Photographer James Martin on Photographing Iceland
James Martin (www.jamesbmartin.com) has worked as a professional photographer, writer, and guide for more than two decades. In that time he’s produced twenty books, including Planet Ice, Digital Photography Outdoors, Masters of Disguise: A Natural History of Chameleons (with Art Wolfe), North Cascades Crest, and Extreme Alpinism (with Mark Twight). He leads phototours around the world with Joseph Van Os Photo Safaris, the Phase One Digital Artists Series, PhotoQuest Adventures, and with Canon Explorer of Light Jennifer Wu, including their photo tours of Iceland in August of 2012 and 2013. (http://www.jenniferwu.com/workshops)
James Martin: “Seafloor spreading pulls tectonic plates apart along the mid-Atlantic Ridge like a giant prying open elevator doors. Iceland is the one place in the world where an oceanic ridge reaches the surface. The island is in the process of creation as seen in the volcanoes and steam fissures, vast fields of lava and cliffs of columnar basalt, and the detritus of catastrophic lahars, floods of mud and boulders that race down the slopes.
“In the midst of this austere scene, dozens of waterfalls leap off the plateaus, ice fields blanket the highlands, their glaciers calving icebergs into lakes and lagoons. Impossibly vivid green grasses, fields of blue lupine, and polychrome pastel hills daub color against the black lava and an arctic blue sky. Iceland is a landscape photographer’s paradise. While you could spend a week or ten days driving the Ring Road that encircles the island, you can sample the best of Iceland in a day’s drive along the southern coast from the capitol city of Reykjavik to Jokulsarlon, but given the variety of landscapes, that would be folly. The south deserves a week in itself. Here are the highlights, including a side trip to the interior.
“The rhyolite hills of Landmannalauger comprise one of Iceland’s signature landscapes, an accessible peek into the island’s interior. Softly tinted hills overlook black lava covered with electric green mosses. Breezes stir clouds emerging from hissing steam vents and small turquoise ponds are tucked into narrow valleys. You could shoot blindfolded and still capture some of the best landscape images of your life. Landmannalauger is at the end of a good gravel road, but an unbridged stream crossing requires a high clearance vehicle. Seljalandfoss is a graceful waterfall arcing far from the cliff face. The best time to photograph it is just before sunset which bathes the scene in glowing, warm light. If you go in mid-summer, the tourist buses are usually gone since sunset comes close to midnight. Blue sky sunsets are not that common, but the dancing water makes a good subject in most conditions.”

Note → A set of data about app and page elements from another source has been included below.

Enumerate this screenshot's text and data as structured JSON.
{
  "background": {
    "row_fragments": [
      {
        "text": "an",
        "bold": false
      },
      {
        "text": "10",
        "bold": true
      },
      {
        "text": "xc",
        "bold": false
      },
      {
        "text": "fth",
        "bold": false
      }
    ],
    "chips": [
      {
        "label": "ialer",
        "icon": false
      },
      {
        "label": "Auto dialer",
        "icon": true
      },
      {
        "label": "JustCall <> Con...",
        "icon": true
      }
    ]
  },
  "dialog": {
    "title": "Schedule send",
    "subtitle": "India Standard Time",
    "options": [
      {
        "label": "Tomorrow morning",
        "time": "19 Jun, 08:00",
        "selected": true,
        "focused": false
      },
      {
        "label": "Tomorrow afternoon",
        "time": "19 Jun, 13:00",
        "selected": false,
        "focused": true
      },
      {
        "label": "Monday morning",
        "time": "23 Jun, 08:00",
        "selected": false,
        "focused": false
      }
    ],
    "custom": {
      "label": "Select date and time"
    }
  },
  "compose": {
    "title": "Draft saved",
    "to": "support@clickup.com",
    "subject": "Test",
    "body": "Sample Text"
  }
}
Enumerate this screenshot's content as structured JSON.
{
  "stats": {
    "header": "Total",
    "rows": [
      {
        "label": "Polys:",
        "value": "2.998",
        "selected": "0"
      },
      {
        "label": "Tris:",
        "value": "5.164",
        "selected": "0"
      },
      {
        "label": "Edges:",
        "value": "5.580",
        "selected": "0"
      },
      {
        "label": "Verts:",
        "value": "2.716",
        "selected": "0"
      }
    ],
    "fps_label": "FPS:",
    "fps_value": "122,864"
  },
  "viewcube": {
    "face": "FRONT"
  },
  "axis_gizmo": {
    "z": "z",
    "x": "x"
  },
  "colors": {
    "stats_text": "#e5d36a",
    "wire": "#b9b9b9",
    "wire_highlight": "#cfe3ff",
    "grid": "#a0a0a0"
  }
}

“I photographed this puffin in late afternoon light. I had decided to limit myself to shooting with a rangefinder, a Leica M9, which meant I had to get near the subject, but fortunately these birds were rather tame. This particular group was not in danger of ending up on the dinner table, the norm in some parts of Iceland. Instead of approaching the bird directly, I crawled toward the edge of the cliff where the birds had landed earlier. This fellow stopped a few feet in front of me and posed like a supermodel. I was at pains to keep the separation between the bird and the cliff in the background.
“Jokulsarlon, the ice lagoon, is probably the most famous site in Iceland. Great glaciers pour down from Europe’s largest ice sheet into the lagoon, discharging hundreds of icebergs. Over time, wind and current transport the icebergs to the outlet and the sea. We hoped to catch some color in the sky and were rewarded by a brilliant sunset enhanced by the dust of a recent volcanic eruption. I crouched near water level, again using the M9, to gather as much reflected color in the foreground as I could.
“These are just a few of the highlights. Look for icebergs stranded on black sand beaches, sturdy and beautiful Icelandic horses grazing, a roadside view of the powerful Skogarfoss waterfall, miles of moss covered pillow lava, the high snow-clad mountains of Skaftafell National Park, and braided rivers cutting through glacial till. In early summer, sunsets smoothly transitions into sunrises, but near the autumnal solstice, you could shoot the stars over an icy lake.”